Viewer Tip: In 2011, there have been 13 lightning fatalities* in the United States – all of them have occurred outdoors. Lightning may strike up to ten miles outside of heavy rainfall. Keep these tips in mind to stay safe.
- Look and listen for cues. If you hear thunder, you are in danger from lightning. Seeing lightning and hearing thunder very close together means that lightning is striking nearby.
- Avoid “natural lightning rods.” Lightning is attracted to metal, poles and rods. Avoid golf clubs, baseball bats, fishing poles, bicycles, tractors and camping equipment during a storm.
- Find shelter. A sturdy building is the safest place during a thunderstorm. Avoid gazebos, baseball dugouts, picnic shelters, golf carts, bleachers and other isolated objects in open spaces.
Find more lightning safety tips from National Weather Service: www.lightningsafety.noaa.gov/overview.htm.
*This number has been updated.
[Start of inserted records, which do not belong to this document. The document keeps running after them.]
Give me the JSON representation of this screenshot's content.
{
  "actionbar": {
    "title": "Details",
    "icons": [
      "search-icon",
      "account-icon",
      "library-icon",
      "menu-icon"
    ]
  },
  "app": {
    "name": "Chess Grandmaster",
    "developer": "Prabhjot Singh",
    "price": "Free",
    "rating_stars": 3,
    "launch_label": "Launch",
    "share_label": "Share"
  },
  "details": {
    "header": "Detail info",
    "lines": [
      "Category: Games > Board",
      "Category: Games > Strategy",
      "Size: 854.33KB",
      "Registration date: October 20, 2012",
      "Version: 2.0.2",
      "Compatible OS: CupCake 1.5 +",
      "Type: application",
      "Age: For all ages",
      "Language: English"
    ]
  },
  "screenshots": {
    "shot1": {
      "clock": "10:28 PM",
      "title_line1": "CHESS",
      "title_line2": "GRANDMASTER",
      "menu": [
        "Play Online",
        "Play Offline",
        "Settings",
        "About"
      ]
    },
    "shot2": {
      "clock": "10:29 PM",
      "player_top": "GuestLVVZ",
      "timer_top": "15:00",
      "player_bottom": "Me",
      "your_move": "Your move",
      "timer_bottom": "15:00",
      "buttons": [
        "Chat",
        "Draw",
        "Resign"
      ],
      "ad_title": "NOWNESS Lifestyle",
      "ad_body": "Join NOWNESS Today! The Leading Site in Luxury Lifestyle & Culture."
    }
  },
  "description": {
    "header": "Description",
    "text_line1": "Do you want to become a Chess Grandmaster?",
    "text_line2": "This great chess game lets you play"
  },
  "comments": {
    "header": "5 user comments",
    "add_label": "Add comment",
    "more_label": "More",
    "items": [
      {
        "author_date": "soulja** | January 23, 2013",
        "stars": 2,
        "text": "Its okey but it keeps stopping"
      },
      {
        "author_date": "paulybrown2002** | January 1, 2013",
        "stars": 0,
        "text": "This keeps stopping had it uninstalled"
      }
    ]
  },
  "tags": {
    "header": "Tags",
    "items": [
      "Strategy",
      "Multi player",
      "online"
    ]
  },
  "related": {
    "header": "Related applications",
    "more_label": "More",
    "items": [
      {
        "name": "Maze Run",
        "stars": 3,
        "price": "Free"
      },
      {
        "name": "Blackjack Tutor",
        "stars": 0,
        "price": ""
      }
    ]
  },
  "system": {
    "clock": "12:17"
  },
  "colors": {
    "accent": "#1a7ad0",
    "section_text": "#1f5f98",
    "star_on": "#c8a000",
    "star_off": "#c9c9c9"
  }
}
For the latest statistics, visit http://www.lightningsafety.noaa.gov/fatalities.htm.
(Sources: National Weather Service. “When Lightning Roars, Go Indoors!” http://www.lightningsafety.noaa.gov/ and Coalition of Organizations for Disaster Education. “Talking about disaster: Guide for standard messages.” https://www.crossnet.org/disaster/disasterguide/; NWS Lightning Safety: Fatalities, http://www.lightningsafety.noaa.gov/fatalities.htm)